## Task goal
Leaving the pictures aside, repeat the entries exactly.
# # # # #
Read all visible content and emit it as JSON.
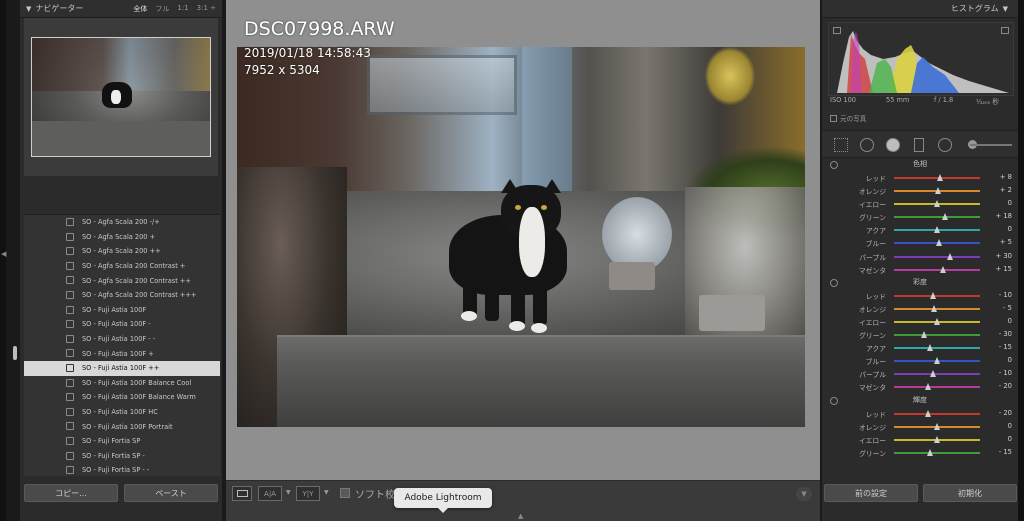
{
  "navigator": {
    "title": "ナビゲーター",
    "options": [
      "全体",
      "フル",
      "1:1",
      "3:1 ÷"
    ]
  },
  "presets": [
    "SO - Agfa Scala 200 -/+",
    "SO - Agfa Scala 200 +",
    "SO - Agfa Scala 200 ++",
    "SO - Agfa Scala 200 Contrast +",
    "SO - Agfa Scala 200 Contrast ++",
    "SO - Agfa Scala 200 Contrast +++",
    "SO - Fuji Astia 100F",
    "SO - Fuji Astia 100F -",
    "SO - Fuji Astia 100F - -",
    "SO - Fuji Astia 100F +",
    "SO - Fuji Astia 100F ++",
    "SO - Fuji Astia 100F Balance Cool",
    "SO - Fuji Astia 100F Balance Warm",
    "SO - Fuji Astia 100F HC",
    "SO - Fuji Astia 100F Portrait",
    "SO - Fuji Fortia SP",
    "SO - Fuji Fortia SP -",
    "SO - Fuji Fortia SP - -"
  ],
  "selected_preset_index": 10,
  "left_buttons": {
    "copy": "コピー...",
    "paste": "ペースト"
  },
  "photo_info": {
    "filename": "DSC07998.ARW",
    "datetime": "2019/01/18 14:58:43",
    "dimensions": "7952 x 5304"
  },
  "toolbar": {
    "view_ab": "A|A",
    "view_yy": "Y|Y",
    "softproof_label": "ソフト校"
  },
  "tooltip": "Adobe Lightroom",
  "histogram": {
    "title": "ヒストグラム",
    "iso": "ISO 100",
    "focal": "55 mm",
    "aperture": "f / 1.8",
    "shutter": "¹⁄₃₂₀₀ 秒",
    "original_photo": "元の写真"
  },
  "hsl": {
    "hue": {
      "title": "色相",
      "rows": [
        {
          "label": "レッド",
          "value": "+ 8",
          "pos": 0.54
        },
        {
          "label": "オレンジ",
          "value": "+ 2",
          "pos": 0.51
        },
        {
          "label": "イエロー",
          "value": "0",
          "pos": 0.5
        },
        {
          "label": "グリーン",
          "value": "+ 18",
          "pos": 0.59
        },
        {
          "label": "アクア",
          "value": "0",
          "pos": 0.5
        },
        {
          "label": "ブルー",
          "value": "+ 5",
          "pos": 0.52
        },
        {
          "label": "パープル",
          "value": "+ 30",
          "pos": 0.65
        },
        {
          "label": "マゼンタ",
          "value": "+ 15",
          "pos": 0.57
        }
      ]
    },
    "saturation": {
      "title": "彩度",
      "rows": [
        {
          "label": "レッド",
          "value": "- 10",
          "pos": 0.45
        },
        {
          "label": "オレンジ",
          "value": "- 5",
          "pos": 0.47
        },
        {
          "label": "イエロー",
          "value": "0",
          "pos": 0.5
        },
        {
          "label": "グリーン",
          "value": "- 30",
          "pos": 0.35
        },
        {
          "label": "アクア",
          "value": "- 15",
          "pos": 0.42
        },
        {
          "label": "ブルー",
          "value": "0",
          "pos": 0.5
        },
        {
          "label": "パープル",
          "value": "- 10",
          "pos": 0.45
        },
        {
          "label": "マゼンタ",
          "value": "- 20",
          "pos": 0.4
        }
      ]
    },
    "luminance": {
      "title": "輝度",
      "rows": [
        {
          "label": "レッド",
          "value": "- 20",
          "pos": 0.4
        },
        {
          "label": "オレンジ",
          "value": "0",
          "pos": 0.5
        },
        {
          "label": "イエロー",
          "value": "0",
          "pos": 0.5
        },
        {
          "label": "グリーン",
          "value": "- 15",
          "pos": 0.42
        }
      ]
    }
  },
  "right_buttons": {
    "previous": "前の設定",
    "reset": "初期化"
  },
  "colors": {
    "red": "#c0392b",
    "orange": "#d68a2e",
    "yellow": "#c9b92c",
    "green": "#3f9a3a",
    "aqua": "#2fa7a7",
    "blue": "#3454c4",
    "purple": "#7a3fb5",
    "magenta": "#b43c9a"
  }
}
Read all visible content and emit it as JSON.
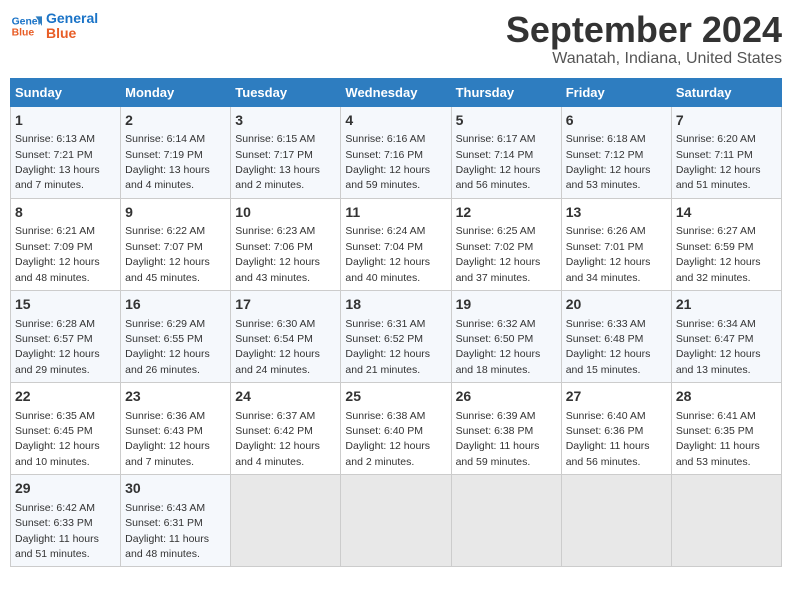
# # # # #
## Reply to the exercise
Read all visible content and emit it as JSON.
{
  "navigator": {
    "title": "ナビゲーター",
    "options": [
      "全体",
      "フル",
      "1:1",
      "3:1 ÷"
    ]
  },
  "presets": [
    "SO - Agfa Scala 200 -/+",
    "SO - Agfa Scala 200 +",
    "SO - Agfa Scala 200 ++",
    "SO - Agfa Scala 200 Contrast +",
    "SO - Agfa Scala 200 Contrast ++",
    "SO - Agfa Scala 200 Contrast +++",
    "SO - Fuji Astia 100F",
    "SO - Fuji Astia 100F -",
    "SO - Fuji Astia 100F - -",
    "SO - Fuji Astia 100F +",
    "SO - Fuji Astia 100F ++",
    "SO - Fuji Astia 100F Balance Cool",
    "SO - Fuji Astia 100F Balance Warm",
    "SO - Fuji Astia 100F HC",
    "SO - Fuji Astia 100F Portrait",
    "SO - Fuji Fortia SP",
    "SO - Fuji Fortia SP -",
    "SO - Fuji Fortia SP - -"
  ],
  "selected_preset_index": 10,
  "left_buttons": {
    "copy": "コピー...",
    "paste": "ペースト"
  },
  "photo_info": {
    "filename": "DSC07998.ARW",
    "datetime": "2019/01/18 14:58:43",
    "dimensions": "7952 x 5304"
  },
  "toolbar": {
    "view_ab": "A|A",
    "view_yy": "Y|Y",
    "softproof_label": "ソフト校"
  },
  "tooltip": "Adobe Lightroom",
  "histogram": {
    "title": "ヒストグラム",
    "iso": "ISO 100",
    "focal": "55 mm",
    "aperture": "f / 1.8",
    "shutter": "¹⁄₃₂₀₀ 秒",
    "original_photo": "元の写真"
  },
  "hsl": {
    "hue": {
      "title": "色相",
      "rows": [
        {
          "label": "レッド",
          "value": "+ 8",
          "pos": 0.54
        },
        {
          "label": "オレンジ",
          "value": "+ 2",
          "pos": 0.51
        },
        {
          "label": "イエロー",
          "value": "0",
          "pos": 0.5
        },
        {
          "label": "グリーン",
          "value": "+ 18",
          "pos": 0.59
        },
        {
          "label": "アクア",
          "value": "0",
          "pos": 0.5
        },
        {
          "label": "ブルー",
          "value": "+ 5",
          "pos": 0.52
        },
        {
          "label": "パープル",
          "value": "+ 30",
          "pos": 0.65
        },
        {
          "label": "マゼンタ",
          "value": "+ 15",
          "pos": 0.57
        }
      ]
    },
    "saturation": {
      "title": "彩度",
      "rows": [
        {
          "label": "レッド",
          "value": "- 10",
          "pos": 0.45
        },
        {
          "label": "オレンジ",
          "value": "- 5",
          "pos": 0.47
        },
        {
          "label": "イエロー",
          "value": "0",
          "pos": 0.5
        },
        {
          "label": "グリーン",
          "value": "- 30",
          "pos": 0.35
        },
        {
          "label": "アクア",
          "value": "- 15",
          "pos": 0.42
        },
        {
          "label": "ブルー",
          "value": "0",
          "pos": 0.5
        },
        {
          "label": "パープル",
          "value": "- 10",
          "pos": 0.45
        },
        {
          "label": "マゼンタ",
          "value": "- 20",
          "pos": 0.4
        }
      ]
    },
    "luminance": {
      "title": "輝度",
      "rows": [
        {
          "label": "レッド",
          "value": "- 20",
          "pos": 0.4
        },
        {
          "label": "オレンジ",
          "value": "0",
          "pos": 0.5
        },
        {
          "label": "イエロー",
          "value": "0",
          "pos": 0.5
        },
        {
          "label": "グリーン",
          "value": "- 15",
          "pos": 0.42
        }
      ]
    }
  },
  "right_buttons": {
    "previous": "前の設定",
    "reset": "初期化"
  },
  "colors": {
    "red": "#c0392b",
    "orange": "#d68a2e",
    "yellow": "#c9b92c",
    "green": "#3f9a3a",
    "aqua": "#2fa7a7",
    "blue": "#3454c4",
    "purple": "#7a3fb5",
    "magenta": "#b43c9a"
  }
}
Read all visible content and emit it as JSON.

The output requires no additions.